Shortly above Tinikaran Holding Camp 2 we finally surfaced the dense forest and reached some interesting smelly sulphur steams, and the pastel-green-colored deposits from it. Shortly beyond the steam we continued on boulders for quite a long stretch, before we stood at the foot of a steep slope named "87 degrees", which is supposed to be the steepest part of the climb. The incline is far less than the exaggerated number of 87, and it was actually easy scrambling until one reach the crater.
The seven peaks of Mount Apo
From the crater it was funny hiking on a ridge to Peak 3, which rewarded us with magnificent views in many directions. From Peak 3 we descended a little bit and continued to the summit camp, which is just a 10 minutes walk from Peak 1 and Peak 2. Surprisingly we meet a family from Singapore at the camp, with their own team of guides and porters. They had spent two whole days on the trail to reach this camp, and not one day only like us.
We pitched the tents, and while the porter/guide cooked dinner, I hurried up to both Peak 1 and Peak 2 to watch the sunset. It was too cloudy to really see anything, but at least I measured Peak 1 (facing SE towards Davao City) to be minimum 5 metres higher than Peak 2 (facing N), confirming that Ruel was correct, and the local guides of the Singapore team were wrong even though they had some good arguments:
- why was there a concrete plate on Peak 2, officially marking this as the highest peak
- why was the trail to Peak 2 more well trodden than to Peak 1
The latter make me suspect that quite a few have missed out Peak 1 even though it's both higher in terms of elevation, in addition to being a far better point for watching the sunrise.
There are in total seven peaks of Apo, all of them within short and easy reach, but I only recognize the highest point as a peak because the other ones only have a prominence of 10-40 meters, to low to be considered a real peak.
Sunrise and descent
Early in the morning I repeated the ascent of Peak 1 together with my guide and porter. The sunrise was already at 5:30 and it was some unforgettable minutes on top of Philippines. Almost entire Mindanao (19th largest island in the world) could be seen from the summit. The Singapore family had unbelievably chosen to miss out on the sunrise because of what they felt to be very cold wind outside of the tent, so we had the entire mountain for ourselves.

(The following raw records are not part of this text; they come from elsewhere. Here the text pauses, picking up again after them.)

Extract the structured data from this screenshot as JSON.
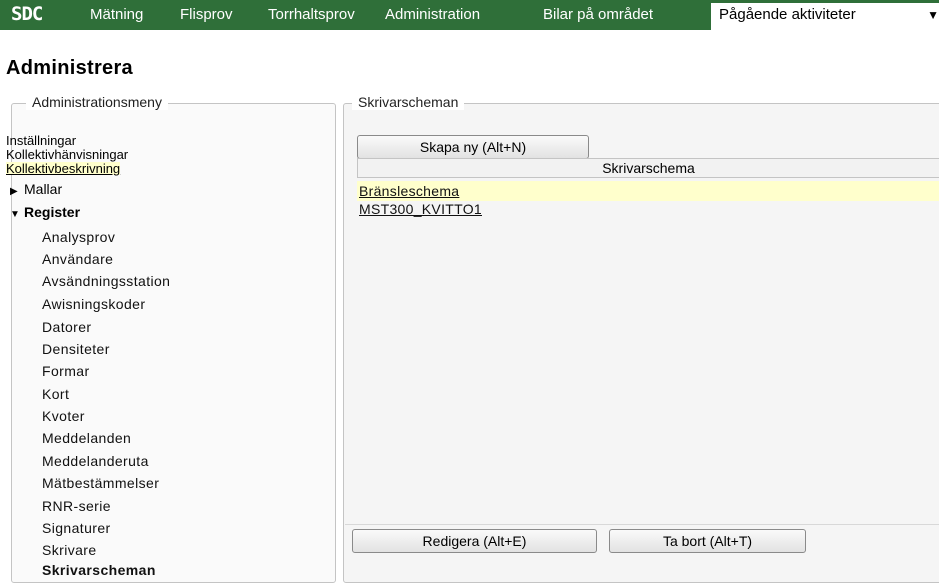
{
  "app": {
    "logo": "SDC"
  },
  "nav": {
    "items": [
      "Mätning",
      "Flisprov",
      "Torrhaltsprov",
      "Administration",
      "Bilar på området"
    ],
    "active": "Pågående aktiviteter"
  },
  "page": {
    "title": "Administrera"
  },
  "left": {
    "legend": "Administrationsmeny",
    "top_items": [
      "Inställningar",
      "Kollektivhänvisningar",
      "Kollektivbeskrivning"
    ],
    "groups": {
      "mallar": "Mallar",
      "register": "Register"
    },
    "register_items": [
      "Analysprov",
      "Användare",
      "Avsändningsstation",
      "Awisningskoder",
      "Datorer",
      "Densiteter",
      "Formar",
      "Kort",
      "Kvoter",
      "Meddelanden",
      "Meddelanderuta",
      "Mätbestämmelser",
      "RNR-serie",
      "Signaturer",
      "Skrivare",
      "Skrivarscheman"
    ]
  },
  "right": {
    "legend": "Skrivarscheman",
    "buttons": {
      "create": "Skapa ny (Alt+N)",
      "edit": "Redigera (Alt+E)",
      "delete": "Ta bort (Alt+T)"
    },
    "table": {
      "header": "Skrivarschema",
      "rows": [
        "Bränsleschema",
        "MST300_KVITTO1"
      ]
    }
  }
}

I also repeated Peak 2 before I returned to summit camp and breakfast. At 8:30 we had packed together and left the camp. The original plan was to descend another trail, via Lake Venado, but the guides advised against it, because of possibly presence of rebels from NPA (communists) there. So instead we traversed over the rest of the peaks, took a direct line down to the sulphur steam which we reached at 09:55. From there we retraced our steps all the way back to Upper Colan. The muddy trail was extremely slippery so I ended up falling on my back a couple of times.
Happy to be out of the jungle we took a side trip to Mundo Apo Hot Spring with its curative attributes. We spent more than one hour in the 30 degree water, before we walked back to Upper Colan, and then down to Lower Colan arriving at 15:40. Here we camped in the middle of the village, and spent rest of the afternoon eating food and watching daily life of the village.
Communist rebels kills army people
Next morning the guide and porter wanted to do everything in a rush, because of a night with rebel activity in the neighbouring village, which had left one soldier dead. So without breakfast, we left Colan at 07:00. Approx 20 minutes later we were back at the trailhead and there we immediately hired two motorbike taxis back to Kapatagan, where we had our breakfast. From Kapatagan we commuted back to Santa Cruz, where I picked up the rest of my luggage before I went back to Davao in a bus.
Costs for a 3-days itenerary Davao-Mount Apo-Davao: